Excerpts from an interface dataset:
Segment Open

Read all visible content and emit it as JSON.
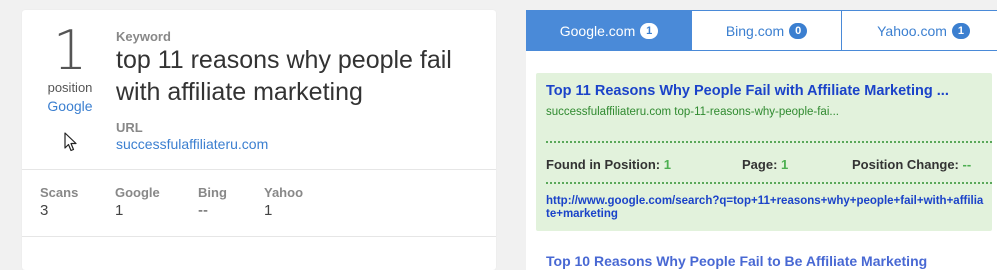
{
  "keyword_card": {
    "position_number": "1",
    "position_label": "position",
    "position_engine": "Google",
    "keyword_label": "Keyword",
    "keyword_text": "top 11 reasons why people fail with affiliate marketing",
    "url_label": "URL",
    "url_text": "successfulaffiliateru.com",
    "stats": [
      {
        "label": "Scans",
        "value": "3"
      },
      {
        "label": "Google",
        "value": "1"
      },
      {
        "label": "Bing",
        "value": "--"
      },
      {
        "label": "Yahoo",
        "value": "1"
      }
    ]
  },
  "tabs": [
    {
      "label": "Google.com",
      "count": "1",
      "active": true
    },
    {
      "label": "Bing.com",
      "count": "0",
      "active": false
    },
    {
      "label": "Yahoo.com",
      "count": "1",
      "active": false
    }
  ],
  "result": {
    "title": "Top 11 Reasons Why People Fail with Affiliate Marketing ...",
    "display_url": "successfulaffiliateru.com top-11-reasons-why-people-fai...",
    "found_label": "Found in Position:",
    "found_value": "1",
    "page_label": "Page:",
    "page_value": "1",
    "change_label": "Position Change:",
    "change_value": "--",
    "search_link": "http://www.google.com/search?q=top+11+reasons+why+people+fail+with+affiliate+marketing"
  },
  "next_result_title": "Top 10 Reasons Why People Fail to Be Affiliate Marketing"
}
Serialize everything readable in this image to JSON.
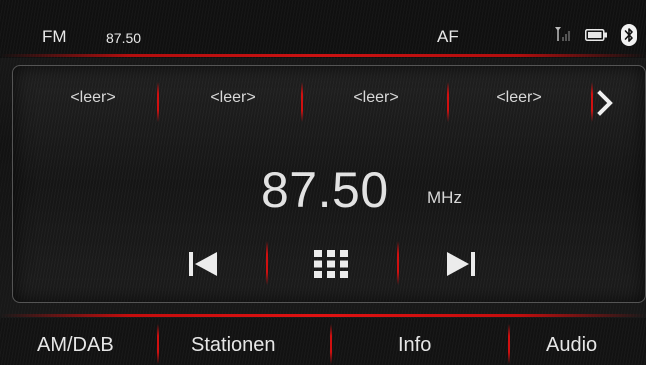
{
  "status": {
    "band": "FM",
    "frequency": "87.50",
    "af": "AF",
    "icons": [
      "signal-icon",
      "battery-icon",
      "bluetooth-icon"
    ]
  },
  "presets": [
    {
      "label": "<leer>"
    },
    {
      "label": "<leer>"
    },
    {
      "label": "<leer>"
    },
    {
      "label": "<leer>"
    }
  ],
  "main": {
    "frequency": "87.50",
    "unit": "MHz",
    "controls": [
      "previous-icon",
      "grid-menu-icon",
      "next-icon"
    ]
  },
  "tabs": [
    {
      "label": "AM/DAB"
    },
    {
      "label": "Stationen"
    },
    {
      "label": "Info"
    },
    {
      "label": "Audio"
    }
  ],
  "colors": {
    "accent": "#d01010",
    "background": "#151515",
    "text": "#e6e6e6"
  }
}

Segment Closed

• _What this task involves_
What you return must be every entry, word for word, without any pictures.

• _Answer to this task_
Read all visible content and emit it as JSON.
{
  "keyword_card": {
    "position_number": "1",
    "position_label": "position",
    "position_engine": "Google",
    "keyword_label": "Keyword",
    "keyword_text": "top 11 reasons why people fail with affiliate marketing",
    "url_label": "URL",
    "url_text": "successfulaffiliateru.com",
    "stats": [
      {
        "label": "Scans",
        "value": "3"
      },
      {
        "label": "Google",
        "value": "1"
      },
      {
        "label": "Bing",
        "value": "--"
      },
      {
        "label": "Yahoo",
        "value": "1"
      }
    ]
  },
  "tabs": [
    {
      "label": "Google.com",
      "count": "1",
      "active": true
    },
    {
      "label": "Bing.com",
      "count": "0",
      "active": false
    },
    {
      "label": "Yahoo.com",
      "count": "1",
      "active": false
    }
  ],
  "result": {
    "title": "Top 11 Reasons Why People Fail with Affiliate Marketing ...",
    "display_url": "successfulaffiliateru.com top-11-reasons-why-people-fai...",
    "found_label": "Found in Position:",
    "found_value": "1",
    "page_label": "Page:",
    "page_value": "1",
    "change_label": "Position Change:",
    "change_value": "--",
    "search_link": "http://www.google.com/search?q=top+11+reasons+why+people+fail+with+affiliate+marketing"
  },
  "next_result_title": "Top 10 Reasons Why People Fail to Be Affiliate Marketing"
}
Serialize everything readable in this image to JSON.
{
  "status": {
    "band": "FM",
    "frequency": "87.50",
    "af": "AF",
    "icons": [
      "signal-icon",
      "battery-icon",
      "bluetooth-icon"
    ]
  },
  "presets": [
    {
      "label": "<leer>"
    },
    {
      "label": "<leer>"
    },
    {
      "label": "<leer>"
    },
    {
      "label": "<leer>"
    }
  ],
  "main": {
    "frequency": "87.50",
    "unit": "MHz",
    "controls": [
      "previous-icon",
      "grid-menu-icon",
      "next-icon"
    ]
  },
  "tabs": [
    {
      "label": "AM/DAB"
    },
    {
      "label": "Stationen"
    },
    {
      "label": "Info"
    },
    {
      "label": "Audio"
    }
  ],
  "colors": {
    "accent": "#d01010",
    "background": "#151515",
    "text": "#e6e6e6"
  }
}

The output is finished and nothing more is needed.